▶ _WORK REQUEST_: Search the data for the word "Casa" and copy every line where it occurs.

*** Opening GIVEN INFORMATION ***

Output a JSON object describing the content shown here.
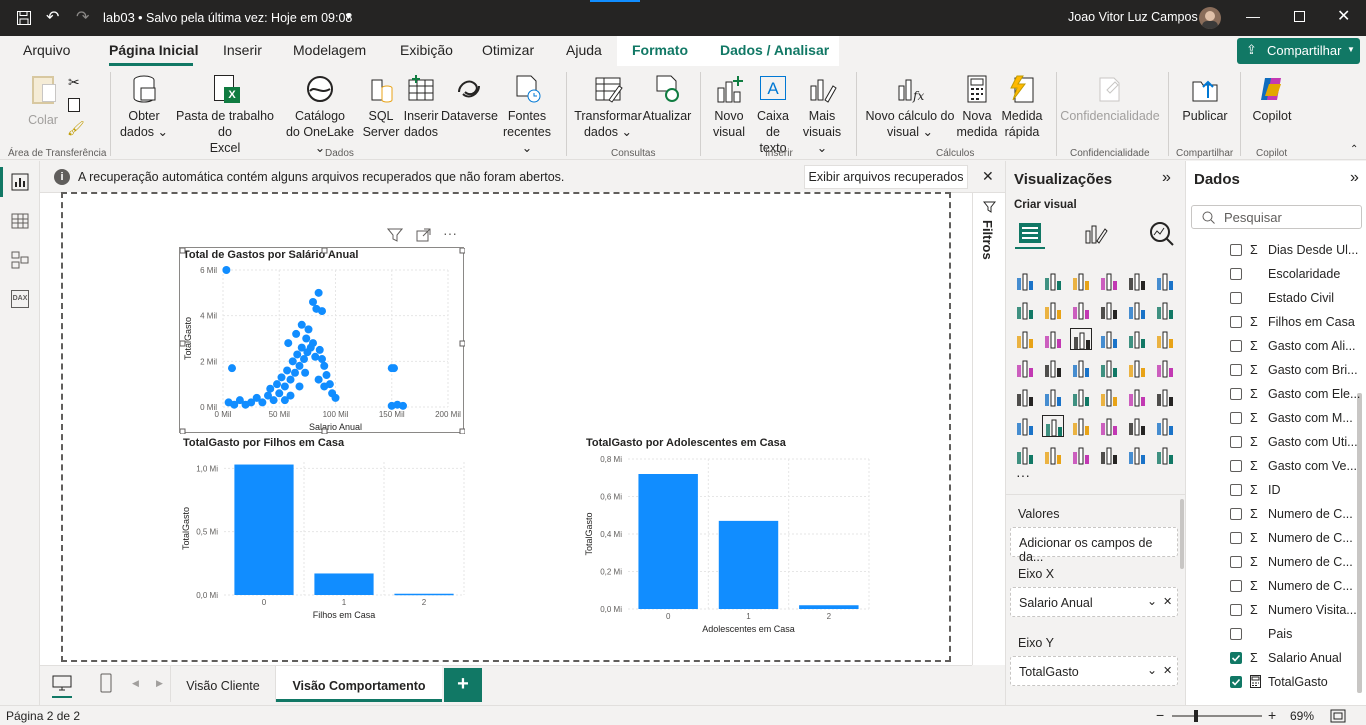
{
  "titlebar": {
    "file": "lab03",
    "status": "Salvo pela última vez: Hoje em 09:08",
    "user": "Joao Vitor Luz Campos"
  },
  "menu": {
    "tabs": [
      "Arquivo",
      "Página Inicial",
      "Inserir",
      "Modelagem",
      "Exibição",
      "Otimizar",
      "Ajuda",
      "Formato",
      "Dados / Analisar"
    ],
    "share": "Compartilhar"
  },
  "ribbon": {
    "colar": "Colar",
    "obter": "Obter",
    "obter2": "dados",
    "pasta": "Pasta de trabalho do",
    "pasta2": "Excel",
    "catalogo": "Catálogo",
    "catalogo2": "do OneLake",
    "sql": "SQL",
    "sql2": "Server",
    "inserir": "Inserir",
    "inserir2": "dados",
    "dataverse": "Dataverse",
    "fontes": "Fontes",
    "fontes2": "recentes",
    "transformar": "Transformar",
    "transformar2": "dados",
    "atualizar": "Atualizar",
    "novo_visual": "Novo",
    "novo_visual2": "visual",
    "caixa": "Caixa de",
    "caixa2": "texto",
    "mais": "Mais",
    "mais2": "visuais",
    "novo_calc": "Novo cálculo do",
    "novo_calc2": "visual",
    "nova_medida": "Nova",
    "nova_medida2": "medida",
    "medida_rapida": "Medida",
    "medida_rapida2": "rápida",
    "confidencialidade": "Confidencialidade",
    "publicar": "Publicar",
    "copilot": "Copilot",
    "groups": {
      "area": "Área de Transferência",
      "dados": "Dados",
      "consultas": "Consultas",
      "inserir": "Inserir",
      "calculos": "Cálculos",
      "conf": "Confidencialidade",
      "compartilhar": "Compartilhar",
      "copilot": "Copilot"
    }
  },
  "infobar": {
    "message": "A recuperação automática contém alguns arquivos recuperados que não foram abertos.",
    "button": "Exibir arquivos recuperados"
  },
  "filters": {
    "label": "Filtros"
  },
  "viz": {
    "title": "Visualizações",
    "criar": "Criar visual",
    "valores": "Valores",
    "valores_placeholder": "Adicionar os campos de da...",
    "eixo_x": "Eixo X",
    "eixo_x_field": "Salario Anual",
    "eixo_y": "Eixo Y",
    "eixo_y_field": "TotalGasto",
    "more": "···"
  },
  "data": {
    "title": "Dados",
    "search_placeholder": "Pesquisar",
    "fields": [
      {
        "name": "Dias Desde Ul...",
        "sigma": true,
        "checked": false
      },
      {
        "name": "Escolaridade",
        "sigma": false,
        "checked": false
      },
      {
        "name": "Estado Civil",
        "sigma": false,
        "checked": false
      },
      {
        "name": "Filhos em Casa",
        "sigma": true,
        "checked": false
      },
      {
        "name": "Gasto com Ali...",
        "sigma": true,
        "checked": false
      },
      {
        "name": "Gasto com Bri...",
        "sigma": true,
        "checked": false
      },
      {
        "name": "Gasto com Ele...",
        "sigma": true,
        "checked": false
      },
      {
        "name": "Gasto com M...",
        "sigma": true,
        "checked": false
      },
      {
        "name": "Gasto com Uti...",
        "sigma": true,
        "checked": false
      },
      {
        "name": "Gasto com Ve...",
        "sigma": true,
        "checked": false
      },
      {
        "name": "ID",
        "sigma": true,
        "checked": false
      },
      {
        "name": "Numero de C...",
        "sigma": true,
        "checked": false
      },
      {
        "name": "Numero de C...",
        "sigma": true,
        "checked": false
      },
      {
        "name": "Numero de C...",
        "sigma": true,
        "checked": false
      },
      {
        "name": "Numero de C...",
        "sigma": true,
        "checked": false
      },
      {
        "name": "Numero Visita...",
        "sigma": true,
        "checked": false
      },
      {
        "name": "Pais",
        "sigma": false,
        "checked": false
      },
      {
        "name": "Salario Anual",
        "sigma": true,
        "checked": true
      },
      {
        "name": "TotalGasto",
        "sigma": false,
        "checked": true
      }
    ]
  },
  "pages": {
    "tabs": [
      "Visão Cliente",
      "Visão Comportamento"
    ],
    "active": 1
  },
  "status": {
    "page": "Página 2 de 2",
    "zoom": "69%"
  },
  "chart_data": [
    {
      "type": "scatter",
      "title": "Total de Gastos por Salário Anual",
      "xlabel": "Salario Anual",
      "ylabel": "TotalGasto",
      "xticks": [
        "0 Mil",
        "50 Mil",
        "100 Mil",
        "150 Mil",
        "200 Mil"
      ],
      "yticks": [
        "0 Mil",
        "2 Mil",
        "4 Mil",
        "6 Mil"
      ],
      "xlim": [
        0,
        200
      ],
      "ylim": [
        0,
        6
      ],
      "points": [
        [
          3,
          6
        ],
        [
          5,
          0.2
        ],
        [
          10,
          0.1
        ],
        [
          15,
          0.3
        ],
        [
          20,
          0.1
        ],
        [
          25,
          0.2
        ],
        [
          30,
          0.4
        ],
        [
          35,
          0.2
        ],
        [
          40,
          0.5
        ],
        [
          42,
          0.8
        ],
        [
          45,
          0.3
        ],
        [
          48,
          1
        ],
        [
          50,
          0.6
        ],
        [
          52,
          1.3
        ],
        [
          55,
          0.9
        ],
        [
          57,
          1.6
        ],
        [
          60,
          1.2
        ],
        [
          62,
          2
        ],
        [
          64,
          1.5
        ],
        [
          66,
          2.3
        ],
        [
          68,
          1.8
        ],
        [
          70,
          2.6
        ],
        [
          72,
          2.1
        ],
        [
          74,
          3
        ],
        [
          75,
          2.4
        ],
        [
          76,
          3.4
        ],
        [
          78,
          2.6
        ],
        [
          80,
          2.8
        ],
        [
          82,
          2.2
        ],
        [
          83,
          4.3
        ],
        [
          85,
          5
        ],
        [
          86,
          2.5
        ],
        [
          88,
          2.1
        ],
        [
          90,
          1.8
        ],
        [
          92,
          1.4
        ],
        [
          95,
          1
        ],
        [
          97,
          0.6
        ],
        [
          100,
          0.4
        ],
        [
          8,
          1.7
        ],
        [
          150,
          1.7
        ],
        [
          152,
          1.7
        ],
        [
          150,
          0.05
        ],
        [
          155,
          0.1
        ],
        [
          160,
          0.05
        ],
        [
          58,
          2.8
        ],
        [
          65,
          3.2
        ],
        [
          70,
          3.6
        ],
        [
          80,
          4.6
        ],
        [
          88,
          4.2
        ],
        [
          73,
          1.5
        ],
        [
          68,
          0.9
        ],
        [
          60,
          0.5
        ],
        [
          55,
          0.3
        ],
        [
          85,
          1.2
        ],
        [
          90,
          0.9
        ]
      ]
    },
    {
      "type": "bar",
      "title": "TotalGasto por Filhos em Casa",
      "xlabel": "Filhos em Casa",
      "ylabel": "TotalGasto",
      "categories": [
        "0",
        "1",
        "2"
      ],
      "values": [
        1.03,
        0.17,
        0.01
      ],
      "yticks": [
        "0,0 Mi",
        "0,5 Mi",
        "1,0 Mi"
      ],
      "ylim": [
        0,
        1.05
      ]
    },
    {
      "type": "bar",
      "title": "TotalGasto por Adolescentes em Casa",
      "xlabel": "Adolescentes em Casa",
      "ylabel": "TotalGasto",
      "categories": [
        "0",
        "1",
        "2"
      ],
      "values": [
        0.72,
        0.47,
        0.02
      ],
      "yticks": [
        "0,0 Mi",
        "0,2 Mi",
        "0,4 Mi",
        "0,6 Mi",
        "0,8 Mi"
      ],
      "ylim": [
        0,
        0.8
      ]
    }
  ],
  "colors": {
    "accent": "#117865",
    "series": "#118dff",
    "titlebar": "#252423"
  }
}
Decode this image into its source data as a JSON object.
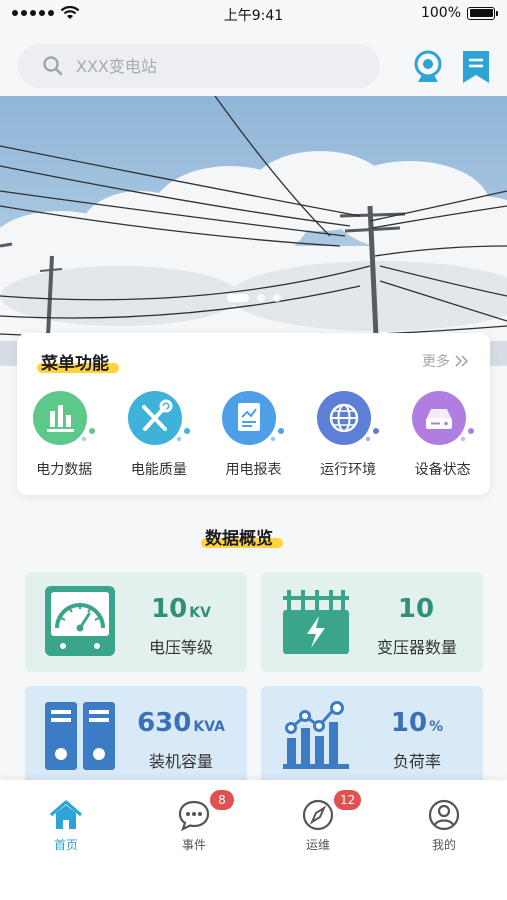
{
  "status_bar": {
    "time": "上午9:41",
    "battery": "100%"
  },
  "search": {
    "placeholder": "XXX变电站"
  },
  "header_icons": [
    "camera-icon",
    "bookmark-icon"
  ],
  "banner": {
    "slides": 3,
    "active_index": 0
  },
  "menu": {
    "title": "菜单功能",
    "more_label": "更多",
    "items": [
      {
        "label": "电力数据",
        "icon": "bar-chart-icon",
        "color": "#5cc98a"
      },
      {
        "label": "电能质量",
        "icon": "tools-icon",
        "color": "#3fb2d9"
      },
      {
        "label": "用电报表",
        "icon": "report-icon",
        "color": "#4f9ee8"
      },
      {
        "label": "运行环境",
        "icon": "globe-icon",
        "color": "#5e7fd6"
      },
      {
        "label": "设备状态",
        "icon": "device-icon",
        "color": "#b07ee0"
      }
    ]
  },
  "overview": {
    "title": "数据概览",
    "stats": [
      {
        "value": "10",
        "unit": "KV",
        "label": "电压等级",
        "icon": "gauge-icon",
        "theme": "green"
      },
      {
        "value": "10",
        "unit": "",
        "label": "变压器数量",
        "icon": "transformer-icon",
        "theme": "green"
      },
      {
        "value": "630",
        "unit": "KVA",
        "label": "装机容量",
        "icon": "cabinet-icon",
        "theme": "blue"
      },
      {
        "value": "10",
        "unit": "%",
        "label": "负荷率",
        "icon": "load-chart-icon",
        "theme": "blue"
      }
    ]
  },
  "tabbar": {
    "items": [
      {
        "label": "首页",
        "icon": "home-icon",
        "active": true,
        "badge": ""
      },
      {
        "label": "事件",
        "icon": "message-icon",
        "active": false,
        "badge": "8"
      },
      {
        "label": "运维",
        "icon": "compass-icon",
        "active": false,
        "badge": "12"
      },
      {
        "label": "我的",
        "icon": "user-icon",
        "active": false,
        "badge": ""
      }
    ]
  },
  "colors": {
    "accent": "#2ea3d6",
    "highlight": "#ffd43b",
    "badge": "#e0524f",
    "green_card": "#e3f1ee",
    "blue_card": "#d8e9f8"
  }
}
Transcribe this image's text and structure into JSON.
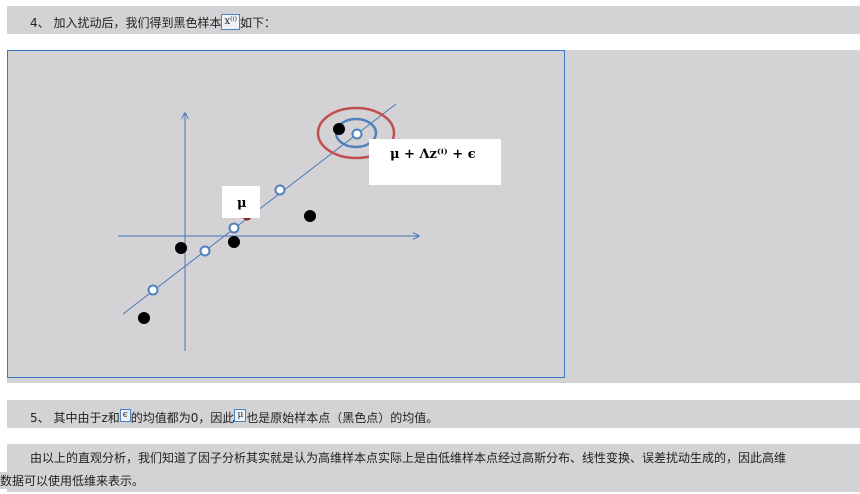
{
  "line1": {
    "prefix": "4、  加入扰动后，我们得到黑色样本",
    "symbol": "x⁽ⁱ⁾",
    "suffix": "如下："
  },
  "figure": {
    "mu_label": "μ",
    "formula_label": "μ + Λz⁽ⁱ⁾ + ϵ"
  },
  "line5": {
    "part1": "5、  其中由于z和",
    "sym_eps": "ϵ",
    "part2": "的均值都为0，因此",
    "sym_mu": "μ",
    "part3": "也是原始样本点（黑色点）的均值。"
  },
  "paragraph": {
    "line_a": "由以上的直观分析，我们知道了因子分析其实就是认为高维样本点实际上是由低维样本点经过高斯分布、线性变换、误差扰动生成的，因此高维",
    "line_b": "数据可以使用低维来表示。"
  }
}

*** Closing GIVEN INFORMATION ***

▶ _WRITTEN SOLUTION_:
        "name": "Filhos em Casa",
      "title": "TotalGasto por Filhos em Casa",
      "xlabel": "Filhos em Casa",
      "title": "TotalGasto por Adolescentes em Casa",
      "xlabel": "Adolescentes em Casa",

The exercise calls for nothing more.